I’m warm and cozy just thinking about it.
An absolute must have! I always have an abundance of candles lit and plenty on deck ready to go. Soft lighting is one of the most comforting elements of any Hygge atmosphere. In The Little Book of Hygge, author Meik Wiking says that 85% of Danes associate candles with the Hygge lifestyle. I like to find ones with calming and sensual scents like lavender, patchouli, tonka and oud. I always try to find soy candles or candles with the least amount of carcinogenic effects in them. My personal favorites are Hobby Lobby’s Coconut Milk and Patchouli or DW Candles brand Patchouli and Oud when they can keep it in stock!
Comfort is one of the cornerstones of Hygge living. To me, there is nothing more comforting than huge and fluffy pillows and blankets – the warmer, the better. Even here in California, I am finding myself the happiest when I’m snuggled up on the couch or my bed with several throw pillows and woven blankets. There’s something almost childlike and endearing about this practice of burrowing under all the cozy fabrics and textures; I’m sure the kids would love this one too!
I’ve found that TJMaxx is really good for finding super cute and tactile throw blankets and pillows.

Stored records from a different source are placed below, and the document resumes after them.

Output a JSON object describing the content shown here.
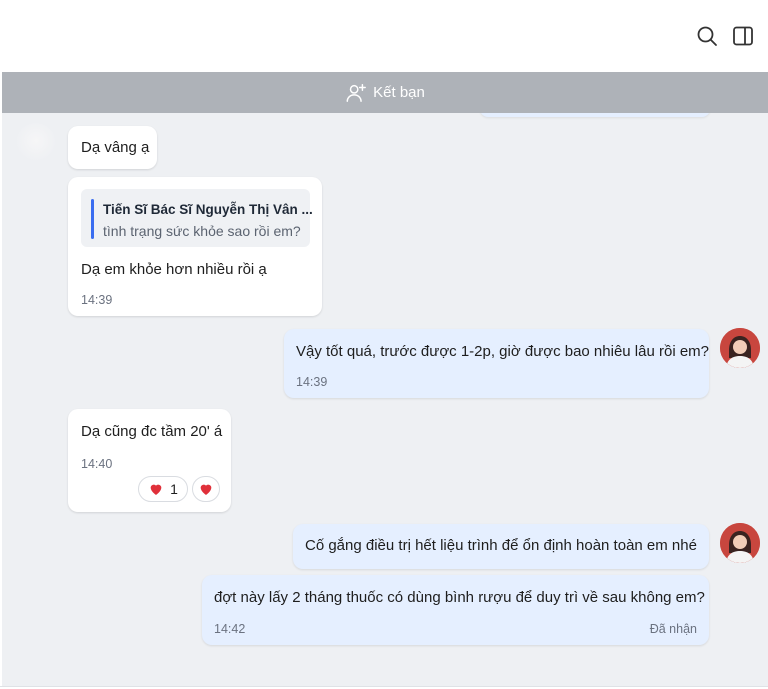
{
  "header": {
    "search_icon": "search-icon",
    "panel_icon": "sidebar-toggle-icon"
  },
  "friend_bar": {
    "label": "Kết bạn",
    "icon": "add-friend-icon"
  },
  "messages": [
    {
      "id": "m1",
      "direction": "in",
      "text": "Dạ vâng ạ"
    },
    {
      "id": "m2",
      "direction": "in",
      "quote": {
        "title": "Tiến Sĩ Bác Sĩ Nguyễn Thị Vân ...",
        "text": "tình trạng sức khỏe sao rồi em?"
      },
      "text": "Dạ em khỏe hơn nhiều rồi ạ",
      "time": "14:39"
    },
    {
      "id": "m3",
      "direction": "out",
      "text": "Vậy tốt quá, trước được 1-2p, giờ được bao nhiêu lâu rồi em?",
      "time": "14:39"
    },
    {
      "id": "m4",
      "direction": "in",
      "text": "Dạ cũng đc tầm 20' á",
      "time": "14:40",
      "reaction_count": "1"
    },
    {
      "id": "m5",
      "direction": "out",
      "text": "Cố gắng điều trị hết liệu trình để ổn định hoàn toàn em nhé"
    },
    {
      "id": "m6",
      "direction": "out",
      "text": "đợt này lấy 2 tháng thuốc có dùng bình rượu để duy trì về sau không em?",
      "time": "14:42",
      "status": "Đã nhận"
    }
  ],
  "colors": {
    "incoming_bubble": "#ffffff",
    "outgoing_bubble": "#e5efff",
    "chat_background": "#eef0f3",
    "friend_bar": "#aeb2b8",
    "quote_accent": "#3a6df0",
    "reaction_heart": "#e0303a"
  }
}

These would also be really good things to look for locally. I LOVE supporting local small businesses. Check Etsy or even reach out on your military bases to see if you can support a fellow military mama!
Part of what makes Hygge living so great is that it embraces the concept of pausing and taking a break from the monotony and the chaos of the everyday grind. It delightfully forces us to stop, breathe, and understand that life should be a happy thing and not a task. What better way to pause and take a break from the real world than with a book? Actually, with LOTS of books!
I definitely married the right man; he collects books and has all kinds of genres to choose from. Classic literature from authors like Jane Austen, Charles Dickens, Ernest Hemingway, Leo Tolstoy and many others are the most Hygge appropriate. But I’ve decorated (as well as read) my home with everything from Moby Dick to Eat, Pray, Love to The Big Bad Book of Bill Murray and everything in between. I like to keep it humorous. Our bathroom even boasts a few good reads like I Just Want to Pee Alone and National Geographic’s The Handbook for Practical Spying – for when you’re going to be in there a while.
My favorite place to buy (and even sell) our books is the Half Off Books. They have locations all over the country, and I’ve even bought from their store online.
Life is short, eat your dessert first.
Baking and consuming delicious dessert-like treats, while not necessarily good every single day, is a part of a Hygge lifestyle. In the traditional sense, it’s a lot of baked breads and other carb-filled goodness. My interpretation of it is basically anything that can be considered a comfort food.
Meik Wiking wrote, ‘Something sinful is an integral component to the Hygge ritual.’
It is about simply being kind to yourself and allowing yourself to have a treat every once in a while. Again, a break from the normal routine is part of what makes it comforting, secure, and peaceful.
I’m from Detroit, Michigan and I’m in LOVE with a local bakery called Sister Pie. They have pies like Sour Cherry Bourbon, Salted Maple and their famous Banana Pete pie. They also have vegan brownies (which I would never have guessed to be vegan) and Golden Oatie cookies. The owner, Lisa Ludwinski, put out a cookbook a few years ago, and I was one of the first to purchase it because my husband loves their Peanut Butter and Paprika cookies. There are sweet and savory comfort foods in it. In terms of Hygge – their baked goods totally meet the standard.